→ Your objective: Each record should be copied exactly, and none of them omitted.

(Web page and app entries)
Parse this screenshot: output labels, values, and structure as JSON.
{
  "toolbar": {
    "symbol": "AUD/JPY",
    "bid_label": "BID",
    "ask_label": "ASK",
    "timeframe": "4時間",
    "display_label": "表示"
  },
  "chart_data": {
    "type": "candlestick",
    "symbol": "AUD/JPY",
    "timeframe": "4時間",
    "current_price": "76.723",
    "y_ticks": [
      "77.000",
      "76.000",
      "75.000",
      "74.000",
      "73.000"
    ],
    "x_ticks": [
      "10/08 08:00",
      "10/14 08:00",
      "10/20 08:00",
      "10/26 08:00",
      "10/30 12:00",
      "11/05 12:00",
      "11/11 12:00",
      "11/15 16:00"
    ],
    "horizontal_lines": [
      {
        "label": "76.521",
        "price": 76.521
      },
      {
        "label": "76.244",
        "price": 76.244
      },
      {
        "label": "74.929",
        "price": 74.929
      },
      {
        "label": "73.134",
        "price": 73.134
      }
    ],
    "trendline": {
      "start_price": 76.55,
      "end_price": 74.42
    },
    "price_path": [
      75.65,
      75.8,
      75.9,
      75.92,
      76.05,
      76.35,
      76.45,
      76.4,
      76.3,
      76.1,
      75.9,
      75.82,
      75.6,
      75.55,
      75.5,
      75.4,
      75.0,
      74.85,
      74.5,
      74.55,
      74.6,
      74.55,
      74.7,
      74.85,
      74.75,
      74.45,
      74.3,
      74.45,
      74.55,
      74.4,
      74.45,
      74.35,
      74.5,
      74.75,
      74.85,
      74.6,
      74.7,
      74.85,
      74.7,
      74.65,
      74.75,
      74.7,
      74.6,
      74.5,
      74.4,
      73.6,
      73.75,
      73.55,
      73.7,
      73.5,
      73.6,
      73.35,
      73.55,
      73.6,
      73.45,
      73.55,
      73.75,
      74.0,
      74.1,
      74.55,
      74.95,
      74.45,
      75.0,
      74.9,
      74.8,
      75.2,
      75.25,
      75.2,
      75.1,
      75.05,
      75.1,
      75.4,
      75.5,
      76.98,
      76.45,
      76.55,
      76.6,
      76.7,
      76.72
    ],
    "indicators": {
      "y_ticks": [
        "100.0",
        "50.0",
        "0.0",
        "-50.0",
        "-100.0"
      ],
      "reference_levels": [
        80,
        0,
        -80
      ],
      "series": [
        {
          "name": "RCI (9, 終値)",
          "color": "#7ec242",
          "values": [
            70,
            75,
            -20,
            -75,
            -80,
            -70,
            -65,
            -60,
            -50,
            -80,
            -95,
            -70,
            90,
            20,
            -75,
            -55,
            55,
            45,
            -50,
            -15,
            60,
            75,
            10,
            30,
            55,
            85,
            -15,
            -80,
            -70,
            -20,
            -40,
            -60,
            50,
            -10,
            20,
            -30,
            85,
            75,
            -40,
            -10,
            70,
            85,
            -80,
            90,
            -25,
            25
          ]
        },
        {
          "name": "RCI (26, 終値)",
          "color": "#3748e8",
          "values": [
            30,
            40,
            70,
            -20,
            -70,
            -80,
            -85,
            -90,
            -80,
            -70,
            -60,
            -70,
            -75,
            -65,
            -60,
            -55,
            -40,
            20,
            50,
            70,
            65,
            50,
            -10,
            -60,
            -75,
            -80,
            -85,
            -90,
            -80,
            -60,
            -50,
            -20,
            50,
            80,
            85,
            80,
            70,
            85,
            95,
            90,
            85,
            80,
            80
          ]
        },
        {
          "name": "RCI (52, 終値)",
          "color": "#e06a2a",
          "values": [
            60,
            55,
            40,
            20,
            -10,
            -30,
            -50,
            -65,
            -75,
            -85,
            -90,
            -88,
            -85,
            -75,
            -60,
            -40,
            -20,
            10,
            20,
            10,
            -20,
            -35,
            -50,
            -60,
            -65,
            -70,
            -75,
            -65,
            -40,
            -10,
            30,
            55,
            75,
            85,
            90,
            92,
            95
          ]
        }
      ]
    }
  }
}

→ Reply to the task:
Parse this screenshot: output labels, values, and structure as JSON.
{
  "toolbar": {
    "symbol": "AUD/JPY",
    "bid_label": "BID",
    "ask_label": "ASK",
    "timeframe": "4時間",
    "display_label": "表示"
  },
  "chart_data": {
    "type": "candlestick",
    "symbol": "AUD/JPY",
    "timeframe": "4時間",
    "current_price": "76.723",
    "y_ticks": [
      "77.000",
      "76.000",
      "75.000",
      "74.000",
      "73.000"
    ],
    "x_ticks": [
      "10/08 08:00",
      "10/14 08:00",
      "10/20 08:00",
      "10/26 08:00",
      "10/30 12:00",
      "11/05 12:00",
      "11/11 12:00",
      "11/15 16:00"
    ],
    "horizontal_lines": [
      {
        "label": "76.521",
        "price": 76.521
      },
      {
        "label": "76.244",
        "price": 76.244
      },
      {
        "label": "74.929",
        "price": 74.929
      },
      {
        "label": "73.134",
        "price": 73.134
      }
    ],
    "trendline": {
      "start_price": 76.55,
      "end_price": 74.42
    },
    "price_path": [
      75.65,
      75.8,
      75.9,
      75.92,
      76.05,
      76.35,
      76.45,
      76.4,
      76.3,
      76.1,
      75.9,
      75.82,
      75.6,
      75.55,
      75.5,
      75.4,
      75.0,
      74.85,
      74.5,
      74.55,
      74.6,
      74.55,
      74.7,
      74.85,
      74.75,
      74.45,
      74.3,
      74.45,
      74.55,
      74.4,
      74.45,
      74.35,
      74.5,
      74.75,
      74.85,
      74.6,
      74.7,
      74.85,
      74.7,
      74.65,
      74.75,
      74.7,
      74.6,
      74.5,
      74.4,
      73.6,
      73.75,
      73.55,
      73.7,
      73.5,
      73.6,
      73.35,
      73.55,
      73.6,
      73.45,
      73.55,
      73.75,
      74.0,
      74.1,
      74.55,
      74.95,
      74.45,
      75.0,
      74.9,
      74.8,
      75.2,
      75.25,
      75.2,
      75.1,
      75.05,
      75.1,
      75.4,
      75.5,
      76.98,
      76.45,
      76.55,
      76.6,
      76.7,
      76.72
    ],
    "indicators": {
      "y_ticks": [
        "100.0",
        "50.0",
        "0.0",
        "-50.0",
        "-100.0"
      ],
      "reference_levels": [
        80,
        0,
        -80
      ],
      "series": [
        {
          "name": "RCI (9, 終値)",
          "color": "#7ec242",
          "values": [
            70,
            75,
            -20,
            -75,
            -80,
            -70,
            -65,
            -60,
            -50,
            -80,
            -95,
            -70,
            90,
            20,
            -75,
            -55,
            55,
            45,
            -50,
            -15,
            60,
            75,
            10,
            30,
            55,
            85,
            -15,
            -80,
            -70,
            -20,
            -40,
            -60,
            50,
            -10,
            20,
            -30,
            85,
            75,
            -40,
            -10,
            70,
            85,
            -80,
            90,
            -25,
            25
          ]
        },
        {
          "name": "RCI (26, 終値)",
          "color": "#3748e8",
          "values": [
            30,
            40,
            70,
            -20,
            -70,
            -80,
            -85,
            -90,
            -80,
            -70,
            -60,
            -70,
            -75,
            -65,
            -60,
            -55,
            -40,
            20,
            50,
            70,
            65,
            50,
            -10,
            -60,
            -75,
            -80,
            -85,
            -90,
            -80,
            -60,
            -50,
            -20,
            50,
            80,
            85,
            80,
            70,
            85,
            95,
            90,
            85,
            80,
            80
          ]
        },
        {
          "name": "RCI (52, 終値)",
          "color": "#e06a2a",
          "values": [
            60,
            55,
            40,
            20,
            -10,
            -30,
            -50,
            -65,
            -75,
            -85,
            -90,
            -88,
            -85,
            -75,
            -60,
            -40,
            -20,
            10,
            20,
            10,
            -20,
            -35,
            -50,
            -60,
            -65,
            -70,
            -75,
            -65,
            -40,
            -10,
            30,
            55,
            75,
            85,
            90,
            92,
            95
          ]
        }
      ]
    }
  }
}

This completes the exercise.